ACTION ITEM: Leaving out the pictures, output each record exactly as it stands.

SUPPLIED RECORDS:
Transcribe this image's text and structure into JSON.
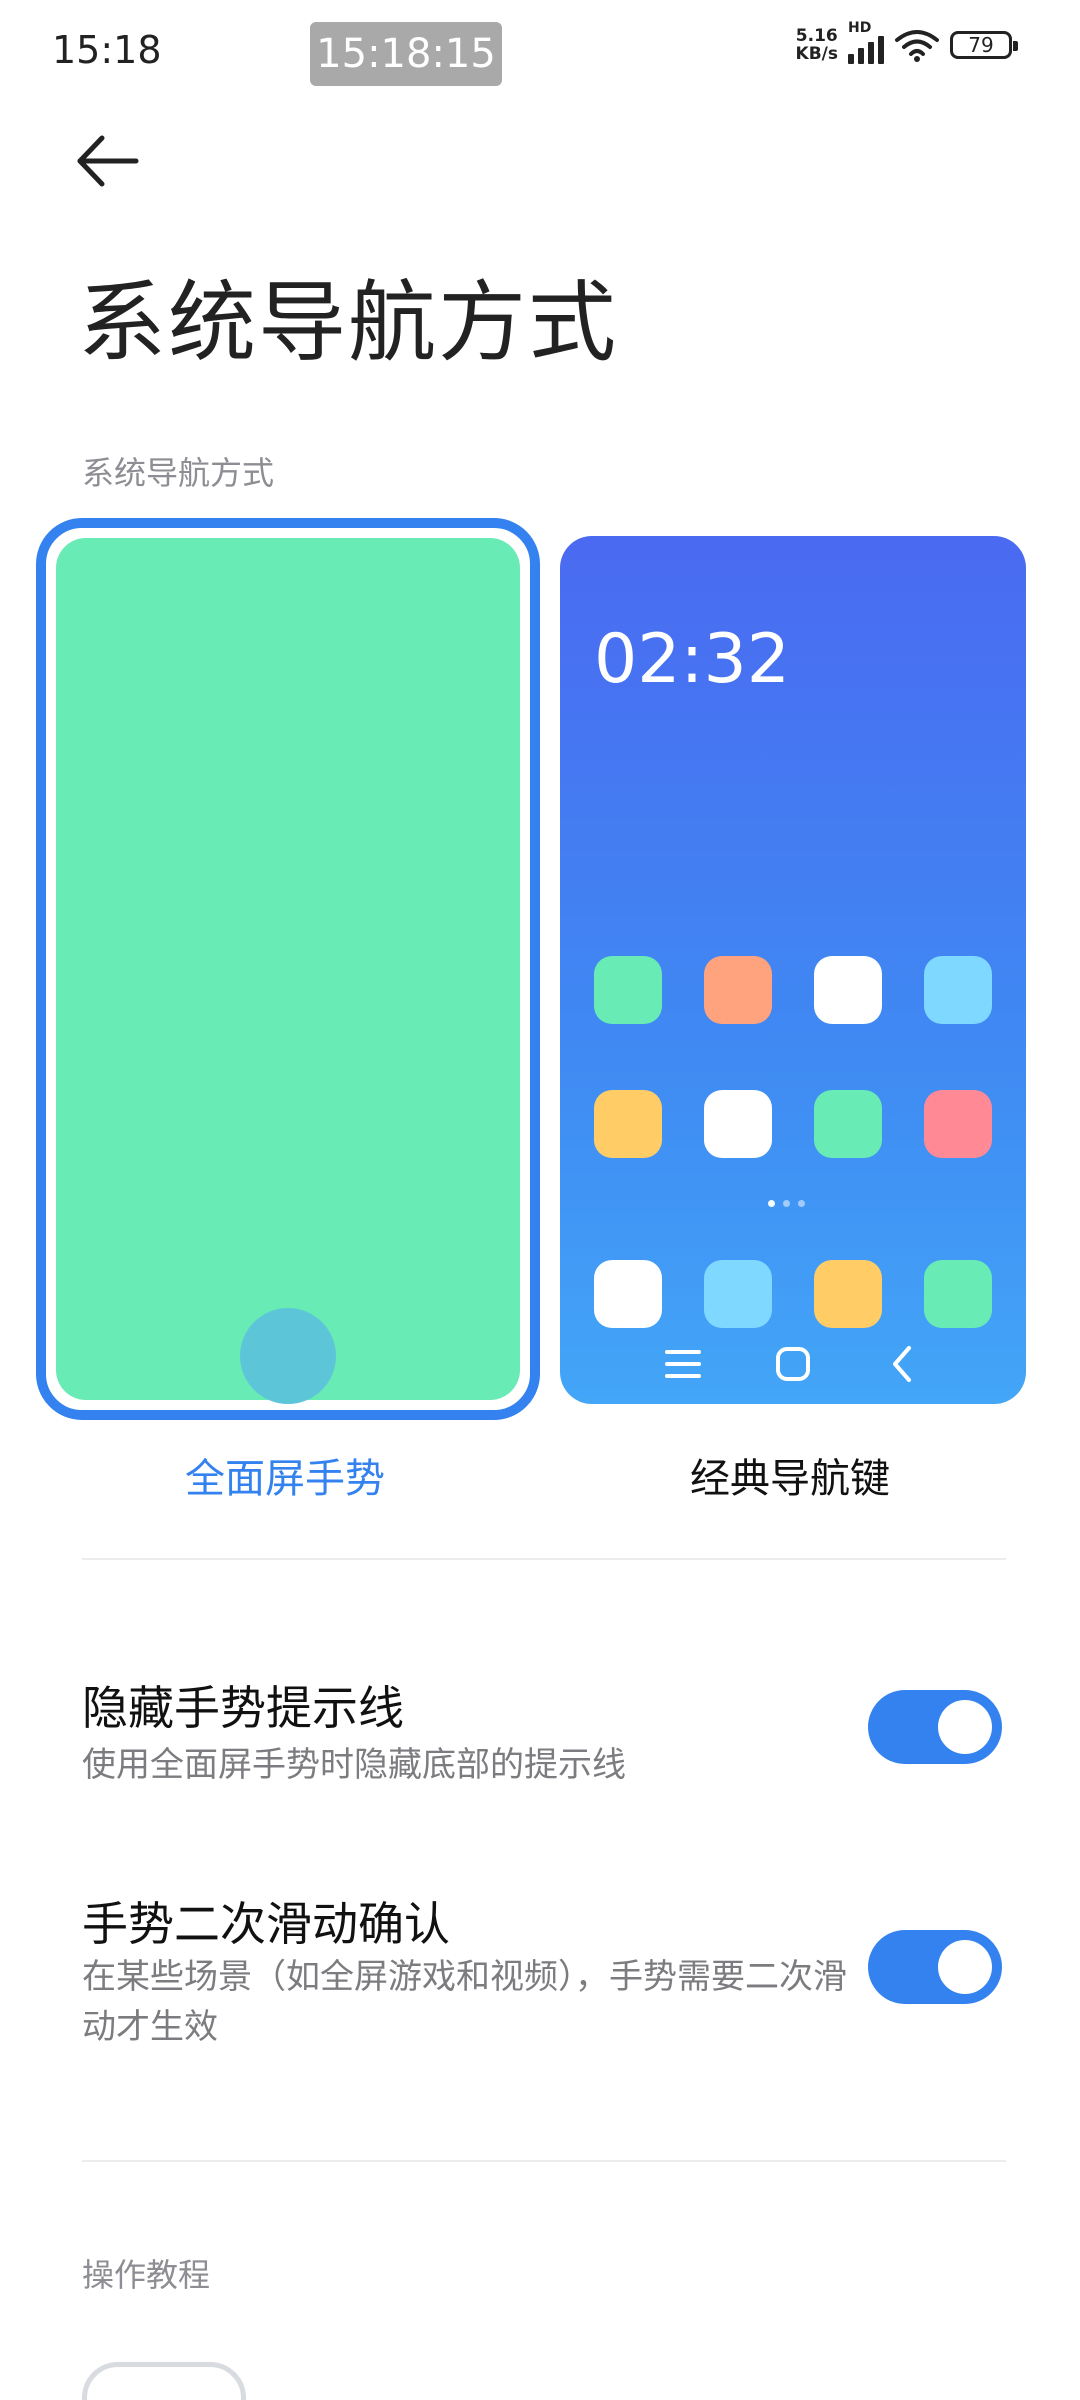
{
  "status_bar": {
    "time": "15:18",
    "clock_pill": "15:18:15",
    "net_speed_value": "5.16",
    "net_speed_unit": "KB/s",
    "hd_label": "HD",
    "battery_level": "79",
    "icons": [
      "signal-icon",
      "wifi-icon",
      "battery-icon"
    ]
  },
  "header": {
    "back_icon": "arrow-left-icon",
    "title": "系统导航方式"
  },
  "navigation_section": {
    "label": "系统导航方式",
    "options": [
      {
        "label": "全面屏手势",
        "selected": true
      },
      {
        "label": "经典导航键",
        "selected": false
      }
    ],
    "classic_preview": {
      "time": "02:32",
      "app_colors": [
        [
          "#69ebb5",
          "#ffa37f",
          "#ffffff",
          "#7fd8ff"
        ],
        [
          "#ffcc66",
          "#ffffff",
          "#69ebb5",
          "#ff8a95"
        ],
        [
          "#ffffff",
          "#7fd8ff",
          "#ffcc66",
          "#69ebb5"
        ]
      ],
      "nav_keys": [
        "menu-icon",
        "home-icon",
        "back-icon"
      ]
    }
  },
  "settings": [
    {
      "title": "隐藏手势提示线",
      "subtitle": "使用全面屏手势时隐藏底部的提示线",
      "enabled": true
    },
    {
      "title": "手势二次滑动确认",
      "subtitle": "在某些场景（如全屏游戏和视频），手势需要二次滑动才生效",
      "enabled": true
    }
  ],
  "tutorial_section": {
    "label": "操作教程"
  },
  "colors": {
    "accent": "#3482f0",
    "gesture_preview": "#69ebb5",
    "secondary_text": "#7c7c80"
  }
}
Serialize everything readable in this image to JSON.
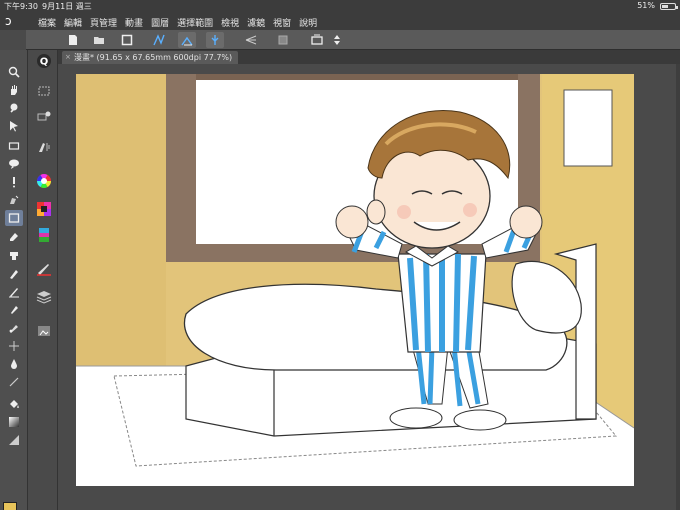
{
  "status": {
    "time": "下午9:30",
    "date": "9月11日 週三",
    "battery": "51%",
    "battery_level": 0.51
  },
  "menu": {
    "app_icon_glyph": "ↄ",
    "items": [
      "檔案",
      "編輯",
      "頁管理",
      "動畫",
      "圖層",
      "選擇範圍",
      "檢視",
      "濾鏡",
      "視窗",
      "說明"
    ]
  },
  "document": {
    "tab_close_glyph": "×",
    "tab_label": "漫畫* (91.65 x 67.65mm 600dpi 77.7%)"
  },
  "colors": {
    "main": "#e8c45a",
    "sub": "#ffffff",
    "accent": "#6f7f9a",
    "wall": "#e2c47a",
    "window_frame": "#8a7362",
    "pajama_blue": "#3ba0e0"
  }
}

OUTPUT OF THE EXERCISE:
Transcribe this image's text and structure into JSON.
{
  "status_bar": {
    "time": "15:18",
    "clock_pill": "15:18:15",
    "net_speed_value": "5.16",
    "net_speed_unit": "KB/s",
    "hd_label": "HD",
    "battery_level": "79",
    "icons": [
      "signal-icon",
      "wifi-icon",
      "battery-icon"
    ]
  },
  "header": {
    "back_icon": "arrow-left-icon",
    "title": "系统导航方式"
  },
  "navigation_section": {
    "label": "系统导航方式",
    "options": [
      {
        "label": "全面屏手势",
        "selected": true
      },
      {
        "label": "经典导航键",
        "selected": false
      }
    ],
    "classic_preview": {
      "time": "02:32",
      "app_colors": [
        [
          "#69ebb5",
          "#ffa37f",
          "#ffffff",
          "#7fd8ff"
        ],
        [
          "#ffcc66",
          "#ffffff",
          "#69ebb5",
          "#ff8a95"
        ],
        [
          "#ffffff",
          "#7fd8ff",
          "#ffcc66",
          "#69ebb5"
        ]
      ],
      "nav_keys": [
        "menu-icon",
        "home-icon",
        "back-icon"
      ]
    }
  },
  "settings": [
    {
      "title": "隐藏手势提示线",
      "subtitle": "使用全面屏手势时隐藏底部的提示线",
      "enabled": true
    },
    {
      "title": "手势二次滑动确认",
      "subtitle": "在某些场景（如全屏游戏和视频），手势需要二次滑动才生效",
      "enabled": true
    }
  ],
  "tutorial_section": {
    "label": "操作教程"
  },
  "colors": {
    "accent": "#3482f0",
    "gesture_preview": "#69ebb5",
    "secondary_text": "#7c7c80"
  }
}
Serialize everything readable in this image to JSON.
{
  "status": {
    "time": "下午9:30",
    "date": "9月11日 週三",
    "battery": "51%",
    "battery_level": 0.51
  },
  "menu": {
    "app_icon_glyph": "ↄ",
    "items": [
      "檔案",
      "編輯",
      "頁管理",
      "動畫",
      "圖層",
      "選擇範圍",
      "檢視",
      "濾鏡",
      "視窗",
      "說明"
    ]
  },
  "document": {
    "tab_close_glyph": "×",
    "tab_label": "漫畫* (91.65 x 67.65mm 600dpi 77.7%)"
  },
  "colors": {
    "main": "#e8c45a",
    "sub": "#ffffff",
    "accent": "#6f7f9a",
    "wall": "#e2c47a",
    "window_frame": "#8a7362",
    "pajama_blue": "#3ba0e0"
  }
}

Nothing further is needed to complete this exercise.